The class was pretty much divided by generation -- about half the class consisted of folks of my generation (with me among the oldest), and the other half consisted of folks in their teens and early twenties, most of whom have come up through the ranks of the kids and teenage teams of the Northeast. Oh, but those kids can dance. Oh, but those kids have energy. Every day, after our three hard-dancing hours in the heat and humidity, they'd all run to the lake and change into their swimsuits and swim out to the raft, upon which they'd dance. Every evening there was a large dance for the whole camp, and when the dance ended they would run out to the lake, take off their clothes, and swim out to the raft. In the pitch black, I should point out. I never joined the evening swim, I should also point out.
There really was a great deal of mixing of the two separate groups of campers, but something wonderful happened every single night. The folk music week participants mostly faded out from their evening singing session towards midnight, just about the time the young Morris dancers were returning from their swim. At this point the Morris dancers would take over the camp house, and we'd sing or teach each other a dance or even play silly games. One night we moved all the chairs aside and had our own small contra dance, the best contra dance I've ever danced in my life. I never went to bed earlier than 2 am (and I never awoke later than 7:30 am, although I admit that fairly early in the week I gave up on attending most of the morning sessions and would often return to bed for a nap in the late morning -- the Morris sessions were in the afternoon).
I have this odd feeling that over the course of the week I lost 10 years and 10 pounds.

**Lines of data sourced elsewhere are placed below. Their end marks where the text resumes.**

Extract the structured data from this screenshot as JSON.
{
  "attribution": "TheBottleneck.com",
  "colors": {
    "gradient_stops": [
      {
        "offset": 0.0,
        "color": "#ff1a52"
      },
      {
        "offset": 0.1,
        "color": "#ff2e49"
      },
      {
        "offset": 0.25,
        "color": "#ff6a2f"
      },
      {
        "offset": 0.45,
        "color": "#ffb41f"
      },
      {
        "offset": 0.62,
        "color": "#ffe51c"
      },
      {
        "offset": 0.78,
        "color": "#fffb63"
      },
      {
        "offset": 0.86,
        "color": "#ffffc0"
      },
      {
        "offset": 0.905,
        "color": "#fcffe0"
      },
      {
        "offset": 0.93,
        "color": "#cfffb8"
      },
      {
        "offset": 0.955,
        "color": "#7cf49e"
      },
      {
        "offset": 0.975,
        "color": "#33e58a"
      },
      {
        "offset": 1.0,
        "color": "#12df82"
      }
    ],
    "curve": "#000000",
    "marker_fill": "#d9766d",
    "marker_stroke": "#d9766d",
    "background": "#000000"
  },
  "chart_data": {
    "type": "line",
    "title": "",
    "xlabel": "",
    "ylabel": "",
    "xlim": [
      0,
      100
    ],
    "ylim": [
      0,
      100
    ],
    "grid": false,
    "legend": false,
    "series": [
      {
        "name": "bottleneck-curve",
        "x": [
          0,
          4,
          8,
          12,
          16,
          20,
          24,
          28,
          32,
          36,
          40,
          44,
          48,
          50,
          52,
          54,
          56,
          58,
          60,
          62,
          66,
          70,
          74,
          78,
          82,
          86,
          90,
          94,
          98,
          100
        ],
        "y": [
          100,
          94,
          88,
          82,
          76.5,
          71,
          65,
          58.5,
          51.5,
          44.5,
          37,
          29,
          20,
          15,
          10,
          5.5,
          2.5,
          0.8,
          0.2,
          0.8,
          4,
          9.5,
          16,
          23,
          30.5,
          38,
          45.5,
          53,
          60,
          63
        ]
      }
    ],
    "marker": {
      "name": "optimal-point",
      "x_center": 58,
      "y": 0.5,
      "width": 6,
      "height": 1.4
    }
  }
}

There's an awful lot I have to ponder here, about Morris and about singing and about my place in all these worlds. I hope to be writing about that over the next few days. I have some serious thinking to do about the youth-age Morris dance issue, and about the single-sex Morris team issue, and about the why does my team kill itself on every single dance issue. I have some thinking to do about my own singing -- I heard more compliments over the course of the week about my songleading than I think I've heard in my entire life, and the compliments were of an intensity beyond my capacity to respond to gracefully.
I ended the week wanting to learn a million more songs, and a dozen more Morris traditions, and to see what I can do to bring my own team to a tighter level of dance than we've had in a while. I ended the week wanting to spend a lot more time dancing with the folks I met, now that we've broken down the barriers of strangerdom. I want to work out every morning, and stretch, and become a better dancer. All these goals will fade, and probably soon, but just feeling this inspiration this strongly is a great great thing.
The trip was worth every penny.